On March 15, 2011, Twitter enabled users to turn on HTTPS, improving the security of your account to better protect your information if you’re using Twitter over an unsecured Internet connection, like a public WiFi network. The plan is to make this the default setting in the future, but for now go to your settings and check the box next to “Always use HTTPS,” which is at the bottom of the page.
If you’re looking for an easier way to grow your followers, you can try a software called TweetAdder. It offers a great feature where you can simply enter a user’s name and it will extract their followers and add them to the “follow list” that you can use in the software. While there is a charge for TweetAdder, it can be cost-effective in the amount of time it will save you. The web site offers a detailed demo, so give it a try.
Hootsuite and TweetDeck are by far the most popular third party Twitter clients available today. They have many similarities - ability to schedule posts, post to other channels such as Facebook, LinkedIn, Foursquare all at once. They both have their own URL shorteners.

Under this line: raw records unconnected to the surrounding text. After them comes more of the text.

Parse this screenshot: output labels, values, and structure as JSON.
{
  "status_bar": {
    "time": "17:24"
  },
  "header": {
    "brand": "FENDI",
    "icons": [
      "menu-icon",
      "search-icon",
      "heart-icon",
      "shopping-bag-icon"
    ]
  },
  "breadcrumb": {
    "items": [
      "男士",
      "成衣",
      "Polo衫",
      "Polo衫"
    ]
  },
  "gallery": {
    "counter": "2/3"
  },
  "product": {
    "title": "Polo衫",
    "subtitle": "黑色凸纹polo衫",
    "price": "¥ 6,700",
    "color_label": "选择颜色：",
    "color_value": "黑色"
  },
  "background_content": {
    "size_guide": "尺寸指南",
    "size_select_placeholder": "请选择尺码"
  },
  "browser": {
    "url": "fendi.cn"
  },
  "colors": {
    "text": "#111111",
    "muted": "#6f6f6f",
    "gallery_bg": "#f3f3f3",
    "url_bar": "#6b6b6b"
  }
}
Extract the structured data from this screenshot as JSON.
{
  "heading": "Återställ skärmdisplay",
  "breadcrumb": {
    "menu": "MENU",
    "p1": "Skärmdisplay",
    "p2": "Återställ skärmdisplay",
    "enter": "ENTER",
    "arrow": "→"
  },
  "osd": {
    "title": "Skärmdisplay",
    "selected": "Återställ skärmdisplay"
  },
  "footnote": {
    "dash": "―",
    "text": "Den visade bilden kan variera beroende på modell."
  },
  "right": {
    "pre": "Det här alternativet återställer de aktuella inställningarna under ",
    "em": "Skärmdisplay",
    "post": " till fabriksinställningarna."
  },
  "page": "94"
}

Known by its cute owl mascot, Hootsuite is a web-based tool that can handle multiple Twitter, Facebook, Facebook Page, LinkedIn, MySpace and Foursquare social profiles. Unlike TweetDeck, Hootsuite offers a robust statistical analysis of your accounts which may or may not be what you need. The free version allows for up to 5 social media profiles but you can upgrade to unlimited for as little as $6 a month.
TweetDeck is a free desktop tool that uses Adobe Air and for that reason can be a little wonky at times. But it also has many great features. You can attach photos and videos to your tweet, schedule your tweets in advance. TweetDeck will display columns of each of your accounts, your mentions, direct messages, lists, a hash tag you want to monitor, trending topics and more.
You can’t go wrong with either one, they’re free so try them both and see what works best for you.
If you want to tie in your blog posts with your tweets and other social networks, there’s a handy tool call Twitterfeed. Again, free so check it out if that fills a need.
Share some of your interesting pictures on Twitter so that others can get to know you better. This is easy to do with a free tool called Twitpic. You can upload a picture or video, compose your tweet and then post your message. You can also email your picture and tweet via Twitpic. It’s compatible with mobile devices which make it easier to share pictures from your phone.
Here are some other tools you might find helpful:
- Twitterfall allows you to narrow down tweets by city and/or keyword.
- Twellow: like the Twitter Yellow Pages- a search directory of people by area of expertise, profession or other attribute listed in their personal profiles.
- TweetBeep sends you alerts based on keywords; stay on top of breaking news.
- TweetGrid helps you monitor multiple topics at once.
Since tweets are limited to 140 characters, URLs are usually shortened. Are you just a tad wary of clicking on those bit.ly, is.gd or TinyURL!™ from people you don’t know or necessarily trust? Well, there’s a way to find out exactly where they’re sending you before you click that little link. Go to http://www.untiny.me, put in the short link, extract the actual URL and decide if you want to go ahead and click through.
This only scratches the surface of the many Twitter tools out there with more launching all the time. But some other highly recommended ones include SocialOomph, Posterous® and Seesmic. Since all the tools mentioned in this Tech Tip are either free or have a free trial, take them for a test drive and see what you like best.
Have you tried these or any other tools and tips? Let us know in the comments.
Use Twitter to make new friends or promote your business and have some social networking fun. #Winning!